Records from a data collection
══════

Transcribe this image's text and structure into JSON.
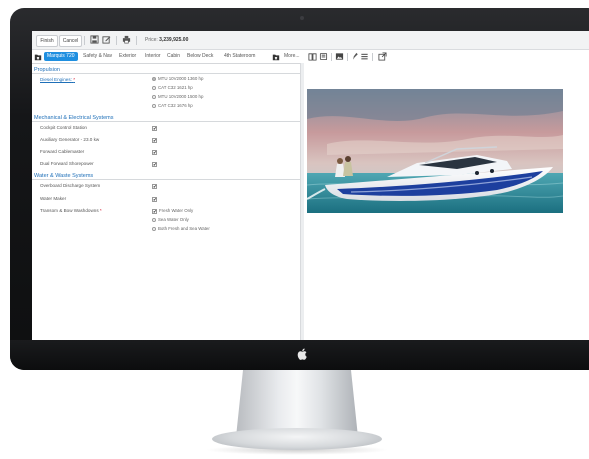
{
  "toolbar": {
    "finish_label": "Finish",
    "cancel_label": "Cancel",
    "price_label": "Price:",
    "price_value": "3,239,925.00"
  },
  "tabs": {
    "active": "Marquis 720",
    "items": [
      "Safety & Nav",
      "Exterior",
      "Interior",
      "Cabin",
      "Below Deck",
      "4th Stateroom"
    ],
    "more": "More..."
  },
  "form": {
    "propulsion": {
      "title": "Propulsion",
      "field_label": "Diesel Engines:",
      "required_mark": "*",
      "options": [
        "MTU 10V2000 1360 hp",
        "CAT C32 1621 hp",
        "MTU 10V2000 1500 hp",
        "CAT C32 1676 hp"
      ],
      "selected_index": 0
    },
    "mechanical": {
      "title": "Mechanical & Electrical Systems",
      "fields": [
        {
          "label": "Cockpit Control Station",
          "checked": true
        },
        {
          "label": "Auxiliary Generator - 23.0 kw",
          "checked": true
        },
        {
          "label": "Forward Cablemaster",
          "checked": true
        },
        {
          "label": "Dual Forward Shorepower",
          "checked": true
        }
      ]
    },
    "water": {
      "title": "Water & Waste Systems",
      "fields": [
        {
          "label": "Overboard Discharge System",
          "checked": true
        },
        {
          "label": "Water Maker",
          "checked": true
        }
      ],
      "washdowns_label": "Transom & Bow Washdowns",
      "required_mark": "*",
      "washdown_options": [
        "Fresh Water Only",
        "Sea Water Only",
        "Both Fresh and Sea Water"
      ],
      "selected_index": 0
    }
  },
  "check_mark": "✔",
  "colors": {
    "accent": "#1f8fe0",
    "section_title": "#1e6fb8",
    "required": "#d0021b",
    "hull_stripe": "#1d3f9e"
  },
  "icons": [
    "save-icon",
    "edit-icon",
    "print-icon",
    "folder-icon",
    "book-icon",
    "copy-icon",
    "image-icon",
    "paint-icon",
    "layers-icon",
    "external-link-icon",
    "apple-logo-icon"
  ]
}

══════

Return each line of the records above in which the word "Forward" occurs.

§ **RESULT**:
          "label": "Forward Cablemaster",
          "label": "Dual Forward Shorepower",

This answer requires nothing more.